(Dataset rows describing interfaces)
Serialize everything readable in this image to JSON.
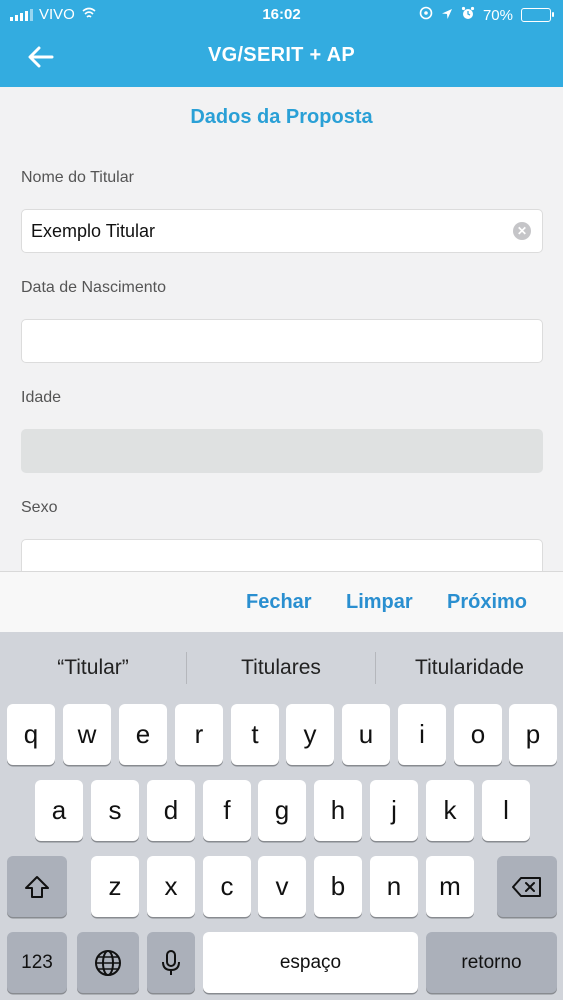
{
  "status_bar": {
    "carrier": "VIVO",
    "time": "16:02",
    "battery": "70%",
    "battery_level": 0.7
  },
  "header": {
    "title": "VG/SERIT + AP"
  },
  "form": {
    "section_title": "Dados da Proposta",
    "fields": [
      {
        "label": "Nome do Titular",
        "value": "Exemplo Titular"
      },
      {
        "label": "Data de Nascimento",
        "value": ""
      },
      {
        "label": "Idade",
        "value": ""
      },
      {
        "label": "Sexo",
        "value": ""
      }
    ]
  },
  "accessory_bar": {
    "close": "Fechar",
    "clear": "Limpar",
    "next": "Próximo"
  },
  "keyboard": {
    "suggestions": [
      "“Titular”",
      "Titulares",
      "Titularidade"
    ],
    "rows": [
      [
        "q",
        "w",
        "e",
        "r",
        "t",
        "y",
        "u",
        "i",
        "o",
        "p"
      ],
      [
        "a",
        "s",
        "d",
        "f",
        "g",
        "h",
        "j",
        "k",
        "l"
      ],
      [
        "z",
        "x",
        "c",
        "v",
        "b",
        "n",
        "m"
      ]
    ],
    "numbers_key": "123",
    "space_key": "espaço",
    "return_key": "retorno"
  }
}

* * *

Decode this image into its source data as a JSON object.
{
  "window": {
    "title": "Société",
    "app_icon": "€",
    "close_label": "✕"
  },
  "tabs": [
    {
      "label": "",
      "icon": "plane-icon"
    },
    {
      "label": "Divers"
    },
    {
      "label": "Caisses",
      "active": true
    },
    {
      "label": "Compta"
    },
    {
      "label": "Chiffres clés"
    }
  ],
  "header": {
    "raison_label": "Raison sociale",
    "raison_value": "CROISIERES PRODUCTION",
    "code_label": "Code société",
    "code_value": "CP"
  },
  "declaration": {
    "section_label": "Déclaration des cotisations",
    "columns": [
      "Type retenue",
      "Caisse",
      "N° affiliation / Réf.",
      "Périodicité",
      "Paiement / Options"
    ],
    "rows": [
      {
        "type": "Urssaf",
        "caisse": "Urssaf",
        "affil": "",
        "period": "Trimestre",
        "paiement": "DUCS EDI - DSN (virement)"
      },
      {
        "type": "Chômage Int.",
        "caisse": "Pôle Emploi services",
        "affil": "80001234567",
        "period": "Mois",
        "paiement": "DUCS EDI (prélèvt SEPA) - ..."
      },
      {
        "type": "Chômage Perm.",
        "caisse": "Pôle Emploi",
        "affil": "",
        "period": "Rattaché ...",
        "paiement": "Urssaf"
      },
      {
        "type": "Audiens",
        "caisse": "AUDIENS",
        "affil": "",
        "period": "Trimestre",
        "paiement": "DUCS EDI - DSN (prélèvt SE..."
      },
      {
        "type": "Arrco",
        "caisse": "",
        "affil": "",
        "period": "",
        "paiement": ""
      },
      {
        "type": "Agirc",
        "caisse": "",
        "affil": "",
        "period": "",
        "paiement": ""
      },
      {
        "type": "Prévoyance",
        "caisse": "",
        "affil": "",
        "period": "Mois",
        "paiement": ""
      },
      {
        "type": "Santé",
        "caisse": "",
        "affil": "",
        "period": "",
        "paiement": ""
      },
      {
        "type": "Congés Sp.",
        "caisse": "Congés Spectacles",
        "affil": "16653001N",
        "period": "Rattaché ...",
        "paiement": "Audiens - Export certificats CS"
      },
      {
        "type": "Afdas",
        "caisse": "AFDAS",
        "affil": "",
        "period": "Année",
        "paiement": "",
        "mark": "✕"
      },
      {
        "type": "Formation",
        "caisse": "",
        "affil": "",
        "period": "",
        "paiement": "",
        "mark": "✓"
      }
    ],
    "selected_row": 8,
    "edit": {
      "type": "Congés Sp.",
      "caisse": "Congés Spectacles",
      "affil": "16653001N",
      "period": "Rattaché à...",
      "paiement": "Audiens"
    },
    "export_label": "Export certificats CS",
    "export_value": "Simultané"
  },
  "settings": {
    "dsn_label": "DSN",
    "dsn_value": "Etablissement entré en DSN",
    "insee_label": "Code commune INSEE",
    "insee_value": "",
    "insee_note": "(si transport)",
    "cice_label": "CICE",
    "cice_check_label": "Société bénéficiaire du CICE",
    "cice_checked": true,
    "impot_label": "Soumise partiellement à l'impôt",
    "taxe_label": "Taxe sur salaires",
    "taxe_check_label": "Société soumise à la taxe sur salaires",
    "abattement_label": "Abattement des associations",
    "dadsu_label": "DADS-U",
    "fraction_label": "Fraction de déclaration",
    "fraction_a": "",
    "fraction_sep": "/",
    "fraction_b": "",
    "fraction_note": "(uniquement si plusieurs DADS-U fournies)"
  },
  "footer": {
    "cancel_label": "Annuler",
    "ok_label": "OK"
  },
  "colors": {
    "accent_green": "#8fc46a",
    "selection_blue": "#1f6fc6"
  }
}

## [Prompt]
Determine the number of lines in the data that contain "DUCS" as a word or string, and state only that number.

## [Task result]
3